Belgium’s Canals and Rivers
By Scott Williams
Photos by Stephanie Milligan and Mark Sirett
Our marina in Bruges, steps away from
the historic centre and much more conven-
ient than if we had arrived by car.
“Who wants to go first?”
I do, so up I step up to the controls of
our 34 ft. Le Boat cabin cruiser. A few
minutes earlier, my two friends and I had
been eyeing the cruiser eagerly and a
touch anxiously from the safety of dry
land. It’s our new home for the next week.
In the interests of full disclosure, I’m
not a boater. Not from lack of interest,
just lack of opportunity. But here was
opportunity staring me in the face, in all
its brilliant white expansiveness.
Gwen, a tanned, laid-back Belgian
who shows newcomers the ropes, has
already helped us stow our belongings, as
well as three rental bikes. Next, he
showed us the safety features, and took
us on a tour of the boat: a spacious salon
and galley, two cabins, two heads, and

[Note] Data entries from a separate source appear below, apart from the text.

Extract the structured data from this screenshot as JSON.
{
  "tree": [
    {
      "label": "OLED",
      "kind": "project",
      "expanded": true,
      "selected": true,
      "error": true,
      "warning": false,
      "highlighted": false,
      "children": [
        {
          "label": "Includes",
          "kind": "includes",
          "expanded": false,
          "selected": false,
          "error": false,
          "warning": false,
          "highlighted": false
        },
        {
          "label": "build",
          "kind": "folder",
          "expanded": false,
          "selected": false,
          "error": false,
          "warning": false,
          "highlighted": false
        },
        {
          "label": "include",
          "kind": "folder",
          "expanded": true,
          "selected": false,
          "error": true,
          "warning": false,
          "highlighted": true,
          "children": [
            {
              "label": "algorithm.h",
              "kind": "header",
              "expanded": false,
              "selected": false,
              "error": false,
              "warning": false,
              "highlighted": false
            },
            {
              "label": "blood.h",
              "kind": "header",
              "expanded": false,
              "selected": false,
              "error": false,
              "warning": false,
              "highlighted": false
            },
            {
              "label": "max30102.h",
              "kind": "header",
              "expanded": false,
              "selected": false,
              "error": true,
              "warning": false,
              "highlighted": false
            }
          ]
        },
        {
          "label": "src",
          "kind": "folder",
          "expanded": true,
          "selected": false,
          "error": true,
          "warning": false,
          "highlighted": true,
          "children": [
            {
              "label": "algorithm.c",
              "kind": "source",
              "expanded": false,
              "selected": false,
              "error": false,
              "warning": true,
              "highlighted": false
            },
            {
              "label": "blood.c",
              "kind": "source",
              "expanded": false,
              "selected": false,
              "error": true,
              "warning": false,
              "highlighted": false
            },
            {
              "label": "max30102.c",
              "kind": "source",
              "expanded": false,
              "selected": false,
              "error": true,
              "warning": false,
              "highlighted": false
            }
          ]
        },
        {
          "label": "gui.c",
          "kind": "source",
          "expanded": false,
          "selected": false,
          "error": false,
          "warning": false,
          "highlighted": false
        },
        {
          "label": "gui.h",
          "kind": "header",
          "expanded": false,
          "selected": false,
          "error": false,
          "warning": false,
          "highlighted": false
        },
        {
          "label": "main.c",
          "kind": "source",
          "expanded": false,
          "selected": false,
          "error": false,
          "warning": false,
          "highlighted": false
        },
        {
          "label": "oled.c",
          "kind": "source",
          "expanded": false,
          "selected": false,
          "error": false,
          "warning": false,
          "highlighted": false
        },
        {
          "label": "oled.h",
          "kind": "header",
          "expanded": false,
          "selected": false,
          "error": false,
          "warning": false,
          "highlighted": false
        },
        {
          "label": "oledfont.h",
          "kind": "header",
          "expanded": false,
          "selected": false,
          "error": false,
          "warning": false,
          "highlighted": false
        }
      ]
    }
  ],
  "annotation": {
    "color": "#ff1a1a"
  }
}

two sets of controls — one on the sun
deck, where we are now standing.
Looking beyond the controls, I see a bow
that extends all the way into tomorrow.
We arrived at the Le Boat marina about
45 minutes earlier, our car full of suitcases and provisions, including single malt
scotch and wine. The marina is just outside of Nieuwpoort, Belgium, a North Sea
fishing community fast becoming a sailer’s haven. The Nieuwpoort Euromarina,
a kilometer away, is Europe’s largest, offering 2,000 berths.
Belgium’s North Sea coast is little
known among North Americans. Just
across the water from England, the coast
comprises 67 kilometres of pristine, tide-
washed beaches. Between Belgium’s
southern border with France and the
northern border with the Netherlands are
14 waterfront communities, each with a
different sensibility, all featuring board-
walks lined with outdoor cafés, restau-
rants and shops.